The above sorts of issues are real and were quite tricky to handle in Lotus Notes, which used very ad hoc ways of dealing with the associated complications, until log-based recovery and transaction support were added in R5 (http://bit.ly/LNotes). From Day 1 in 1989, Notes has supported replication and disconnected operations with the consequent issues of potentially conflicting parallel updates having to be dealt with. Even RDBMSs were late in dealing with that kind of functionality.
Even if at the individual object level, high concurrency isn’t important given the nature of a NoSQL application, it might still be important from the viewpoint of the internal data structures of the NoSQL system to support high concurrency or fine granularity locking/latching (e.g., for dealing with concurrent accesses to the space management related data structures - see http://bit.ly/CMSpMg).
Vague discussions about NoSQL systems and ACID semantics make many people think that RDBMSs enforce strong ACID semantics all the time. This is completely wrong if by that people imply serializability as the correctness property for handling concurrent execution of transactions. Even from the very beginning, RDBMSs (System R and products that came from it) have supported different degrees of isolation, in some cases even the option of of being able to read uncommitted data, and different granularities of locking (http://bit.ly/CMQuCC). Even with respect to durability, in-memory RDBMSs like TimeTen and SolidDB which came much later, allowed soft commits, etc., trading off durability guarantees for improved performance.
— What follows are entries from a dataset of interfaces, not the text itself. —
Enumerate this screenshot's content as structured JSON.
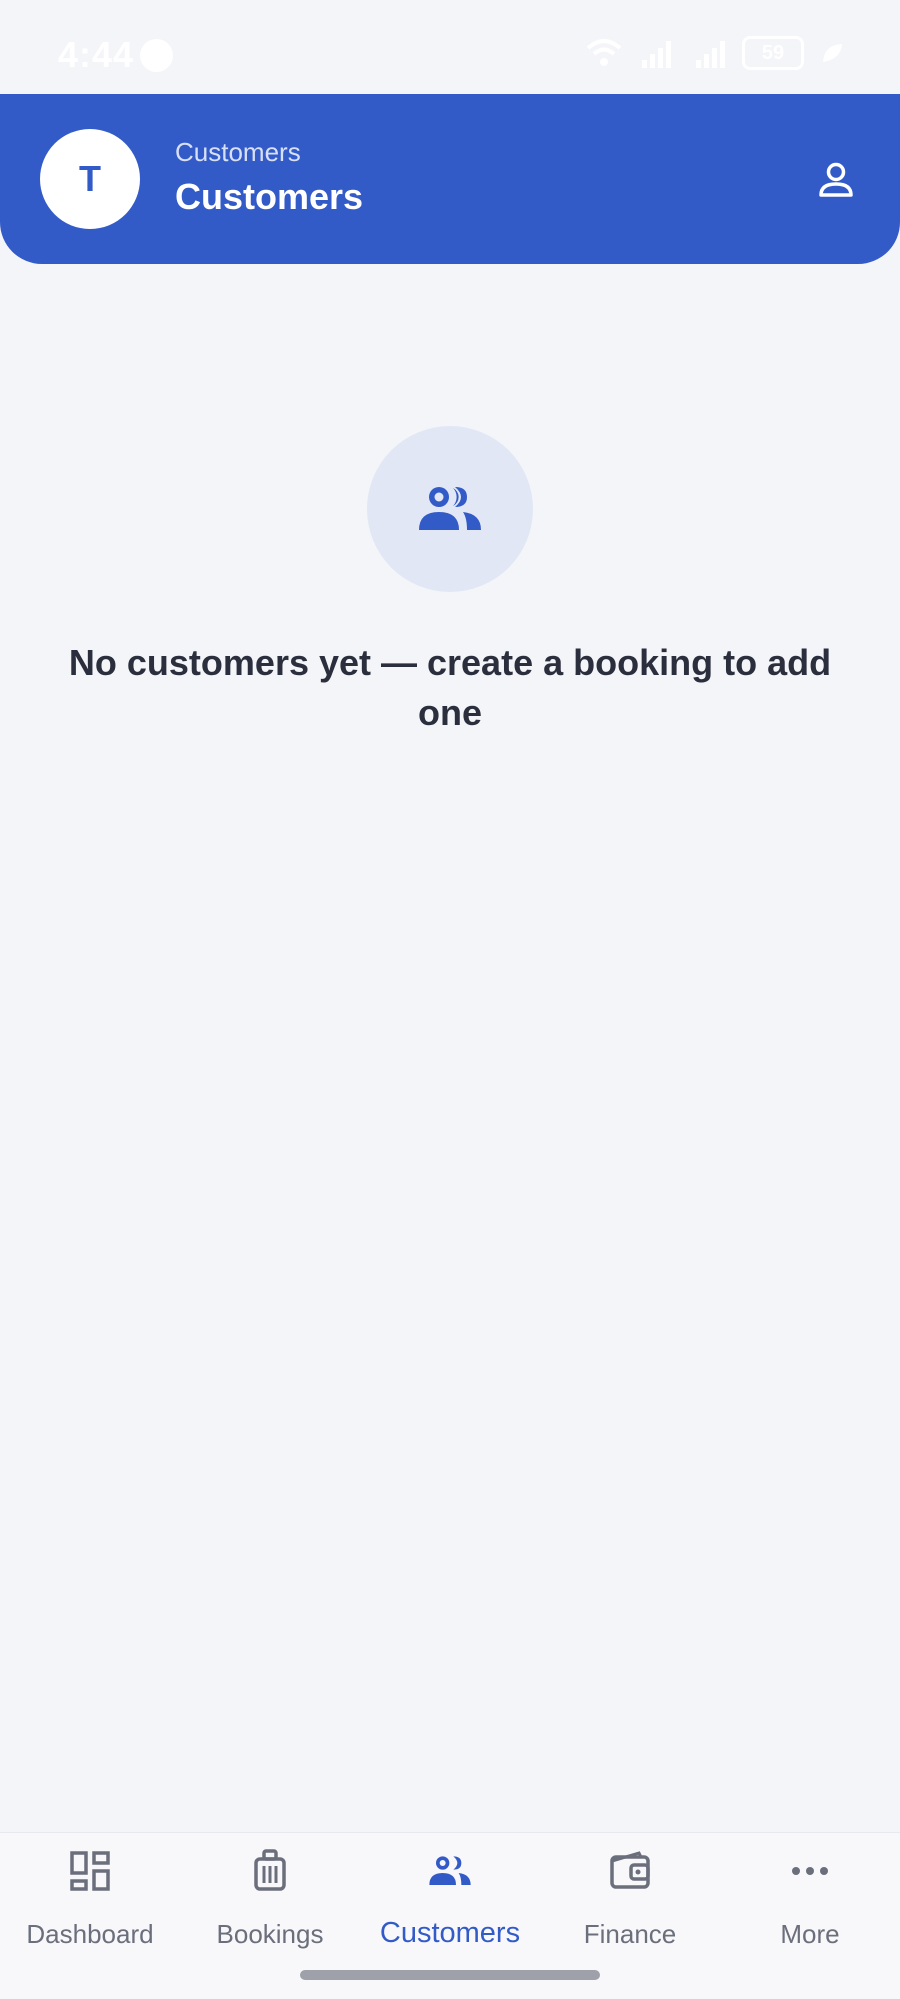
{
  "status_bar": {
    "time": "4:44",
    "battery": "59"
  },
  "header": {
    "avatar_initial": "T",
    "subtitle": "Customers",
    "title": "Customers"
  },
  "empty_state": {
    "message": "No customers yet — create a booking to add one"
  },
  "bottom_nav": {
    "items": [
      {
        "label": "Dashboard",
        "icon": "dashboard-icon",
        "active": false
      },
      {
        "label": "Bookings",
        "icon": "luggage-icon",
        "active": false
      },
      {
        "label": "Customers",
        "icon": "people-icon",
        "active": true
      },
      {
        "label": "Finance",
        "icon": "wallet-icon",
        "active": false
      },
      {
        "label": "More",
        "icon": "more-dots-icon",
        "active": false
      }
    ]
  },
  "colors": {
    "primary": "#335bc8",
    "background": "#f4f5f9",
    "text_dark": "#2b2f3d",
    "nav_inactive": "#6b6f7c"
  }
}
In my last 2 posts on NoSQL (http://bit.ly/NoSQLt http://bit.ly/NoSQL2), I gave a lot of information on my background to make it clear to the readers that this whole space of data management is a tricky business. The devil is in the details and it isn’t for the faint hearted :-) I wanted to make it clear that I don’t believe in quick and dirty approaches to handling intrinsically complicated issues and that I am not somebody who takes frequent elevator rides with VCs :-) At the same time, I am not an ivory tower researcher either! When I hear many presentations on “my kind of topics” at various conferences and meetings like the Hadoop User Group (HUG), I have a tough time making sense of what is going on given the high level nature of what is being presented with no serious attempts being made to compare what is proposed with what has been done before and about which more is known.
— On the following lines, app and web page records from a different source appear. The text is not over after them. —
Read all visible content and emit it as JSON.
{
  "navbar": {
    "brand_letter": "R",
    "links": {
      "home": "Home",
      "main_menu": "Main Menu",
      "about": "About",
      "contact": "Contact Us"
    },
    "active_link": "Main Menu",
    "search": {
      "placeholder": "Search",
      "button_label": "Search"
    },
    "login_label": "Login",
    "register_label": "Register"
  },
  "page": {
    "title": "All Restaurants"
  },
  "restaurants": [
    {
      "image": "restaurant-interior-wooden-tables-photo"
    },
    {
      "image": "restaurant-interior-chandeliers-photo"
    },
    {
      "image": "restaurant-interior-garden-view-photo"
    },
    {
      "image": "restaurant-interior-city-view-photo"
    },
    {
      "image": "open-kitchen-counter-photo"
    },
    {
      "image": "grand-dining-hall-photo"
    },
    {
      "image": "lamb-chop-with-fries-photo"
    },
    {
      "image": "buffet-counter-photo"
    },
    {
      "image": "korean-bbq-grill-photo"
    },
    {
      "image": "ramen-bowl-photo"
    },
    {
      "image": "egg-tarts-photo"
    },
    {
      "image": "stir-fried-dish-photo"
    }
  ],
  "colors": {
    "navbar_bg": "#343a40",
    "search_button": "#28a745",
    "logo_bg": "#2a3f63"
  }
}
Of course, NoSQL systems aren’t the only context in which such things have happened in the past. A great number of people have talked about optimistic concurrency control and recovery without much of the details really being worked out (see my discussions on this topic in http://bit.ly/CMOpCC). Even now some of the NewSQL people make some tall claims about how traditional recovery isn’t needed and that they can get away without logging while still supporting SQL, etc. One has to quiz them quite a bit to discover that they do in fact do some bookkeeping that they choose not to describe as logging and/or that they don’t support statement-level atomicity even though they support SQL and SQL requires it!
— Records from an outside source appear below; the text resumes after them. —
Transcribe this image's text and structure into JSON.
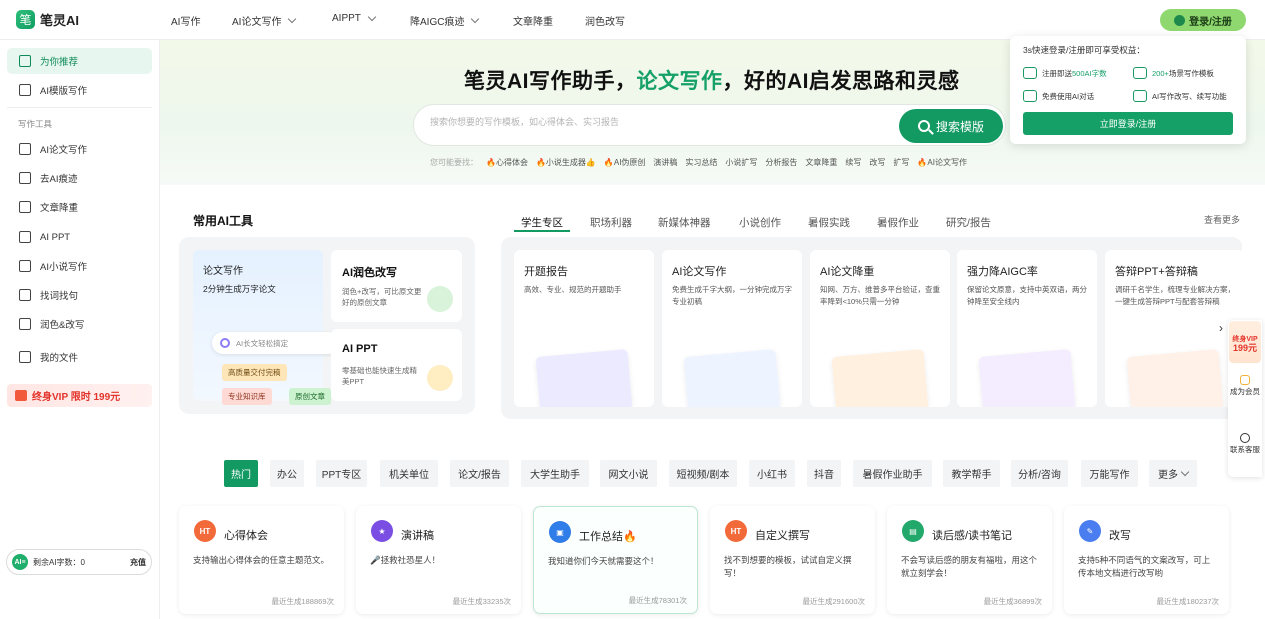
{
  "app": {
    "logo_text": "笔灵AI",
    "logo_mark": "笔"
  },
  "nav": {
    "items": [
      {
        "label": "AI写作"
      },
      {
        "label": "AI论文写作"
      },
      {
        "label": "AIPPT"
      },
      {
        "label": "降AIGC痕迹"
      },
      {
        "label": "文章降重"
      },
      {
        "label": "润色改写"
      }
    ],
    "login": "登录/注册"
  },
  "sidebar": {
    "items": [
      {
        "label": "为你推荐"
      },
      {
        "label": "AI模版写作"
      }
    ],
    "section": "写作工具",
    "tools": [
      {
        "label": "AI论文写作"
      },
      {
        "label": "去AI痕迹"
      },
      {
        "label": "文章降重"
      },
      {
        "label": "AI PPT"
      },
      {
        "label": "AI小说写作"
      },
      {
        "label": "找词找句"
      },
      {
        "label": "润色&改写"
      },
      {
        "label": "我的文件"
      }
    ],
    "vip": "终身VIP 限时 199元",
    "quota": {
      "badge": "AI≡",
      "label": "剩余AI字数：0",
      "charge": "充值"
    }
  },
  "hero": {
    "title_a": "笔灵AI写作助手，",
    "title_hl": "论文写作",
    "title_b": "，好的AI启发思路和灵感",
    "search_placeholder": "搜索你想要的写作模板，如心得体会、实习报告",
    "search_button": "搜索模版",
    "tags_label": "您可能要找：",
    "tags": [
      "🔥心得体会",
      "🔥小说生成器👍",
      "🔥AI伪原创",
      "演讲稿",
      "实习总结",
      "小说扩写",
      "分析报告",
      "文章降重",
      "续写",
      "改写",
      "扩写",
      "🔥AI论文写作"
    ]
  },
  "popover": {
    "title": "3s快速登录/注册即可享受权益：",
    "perks": [
      {
        "pre": "注册即送",
        "em": "500AI字数",
        "post": ""
      },
      {
        "pre": "",
        "em": "200+",
        "post": "场景写作模板"
      },
      {
        "pre": "免费使用AI对话",
        "em": "",
        "post": ""
      },
      {
        "pre": "AI写作改写、续写功能",
        "em": "",
        "post": ""
      }
    ],
    "button": "立即登录/注册"
  },
  "tools": {
    "title": "常用AI工具",
    "big": {
      "title": "论文写作",
      "sub": "2分钟生成万字论文",
      "pill": "AI长文轻松搞定",
      "tags": [
        "高质量交付完稿",
        "专业知识库",
        "原创文章"
      ]
    },
    "small": [
      {
        "title": "AI润色改写",
        "desc": "润色+改写，可比原文更好的原创文章"
      },
      {
        "title": "AI PPT",
        "desc": "零基础也能快速生成精美PPT"
      }
    ]
  },
  "categories": {
    "tabs": [
      "学生专区",
      "职场利器",
      "新媒体神器",
      "小说创作",
      "暑假实践",
      "暑假作业",
      "研究/报告"
    ],
    "view_more": "查看更多"
  },
  "cards": [
    {
      "title": "开题报告",
      "desc": "高效、专业、规范的开题助手"
    },
    {
      "title": "AI论文写作",
      "desc": "免费生成千字大纲，一分钟完成万字专业初稿"
    },
    {
      "title": "AI论文降重",
      "desc": "知网、万方、维普多平台验证，查重率降到<10%只需一分钟"
    },
    {
      "title": "强力降AIGC率",
      "desc": "保留论文原意，支持中英双语，两分钟降至安全线内"
    },
    {
      "title": "答辩PPT+答辩稿",
      "desc": "调研千名学生，梳理专业解决方案，一键生成答辩PPT与配套答辩稿"
    }
  ],
  "float_bar": {
    "vip_line1": "终身VIP",
    "vip_price": "199元",
    "member": "成为会员",
    "support": "联系客服"
  },
  "pills": [
    "热门",
    "办公",
    "PPT专区",
    "机关单位",
    "论文/报告",
    "大学生助手",
    "网文小说",
    "短视频/剧本",
    "小红书",
    "抖音",
    "暑假作业助手",
    "教学帮手",
    "分析/咨询",
    "万能写作",
    "更多"
  ],
  "templates": [
    {
      "title": "心得体会",
      "desc": "支持输出心得体会的任意主题范文。",
      "meta": "最近生成188869次",
      "icon": "HT",
      "color": "#f26a3a"
    },
    {
      "title": "演讲稿",
      "desc": "🎤拯救社恐星人！",
      "meta": "最近生成33235次",
      "icon": "★",
      "color": "#7b4ee3"
    },
    {
      "title": "工作总结🔥",
      "desc": "我知道你们今天就需要这个！",
      "meta": "最近生成78301次",
      "icon": "▣",
      "color": "#2f7de8"
    },
    {
      "title": "自定义撰写",
      "desc": "找不到想要的模板，试试自定义撰写！",
      "meta": "最近生成291600次",
      "icon": "HT",
      "color": "#f26a3a"
    },
    {
      "title": "读后感/读书笔记",
      "desc": "不会写读后感的朋友有福啦，用这个就立刻学会！",
      "meta": "最近生成36899次",
      "icon": "▤",
      "color": "#22a86a"
    },
    {
      "title": "改写",
      "desc": "支持5种不同语气的文案改写，可上传本地文档进行改写哟",
      "meta": "最近生成180237次",
      "icon": "✎",
      "color": "#4a7df0"
    }
  ]
}
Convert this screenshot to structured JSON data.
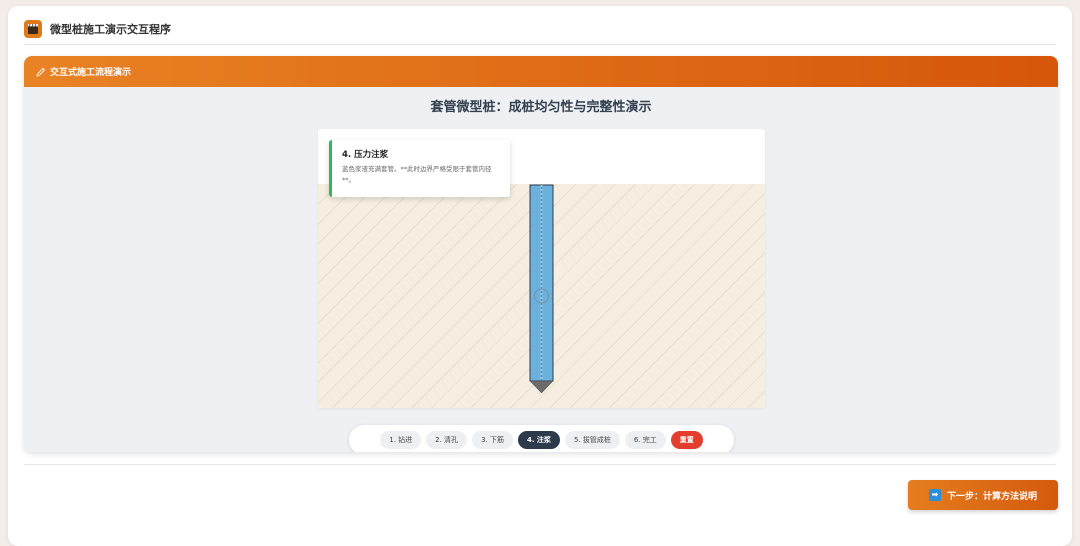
{
  "app": {
    "title": "微型桩施工演示交互程序",
    "icon": "film-clapper-icon"
  },
  "panel": {
    "header_title": "交互式施工流程演示",
    "header_icon": "pencil-icon",
    "demo_title": "套管微型桩：成桩均匀性与完整性演示"
  },
  "info_card": {
    "title": "4. 压力注浆",
    "description": "蓝色浆液充满套管。**此时边界严格受限于套管内径**。"
  },
  "steps": [
    {
      "label": "1. 钻进",
      "active": false
    },
    {
      "label": "2. 清孔",
      "active": false
    },
    {
      "label": "3. 下筋",
      "active": false
    },
    {
      "label": "4. 注浆",
      "active": true
    },
    {
      "label": "5. 拔管成桩",
      "active": false
    },
    {
      "label": "6. 完工",
      "active": false
    }
  ],
  "reset_label": "重置",
  "next_button": {
    "label": "下一步：计算方法说明",
    "icon": "arrow-right-icon"
  },
  "colors": {
    "accent": "#e07a18",
    "grout": "#6cb0dc",
    "active_step": "#2d3a4b",
    "reset": "#e23d2d",
    "success_bar": "#2eb85c",
    "soil": "#f6efe1"
  }
}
For some people, it might be very tempting to think that the NoSQL applications are so much different from traditional database applications that simple things are sufficient (“good enough” being the often used phrase to describe such things) and that overnight mastery of the relevant material is possible. Even in the Web 2.0 space, if the application programmers are not to go crazy, more of the burden has to be taken up by the designers of the NoSQL systems. A case in point is how the Facebook messaging system designers decided eventual consistency semantics is too painful to deal with. To begin with, if the NoSQL systems have vague semantics of what they support and subsequently, as they evolve, if such things keep changing, users will be in big trouble! Also, with no standards in place for these systems, if users want to change systems for any number of reasons, applications might require significant rewriting to keep end user semantics consistent over time.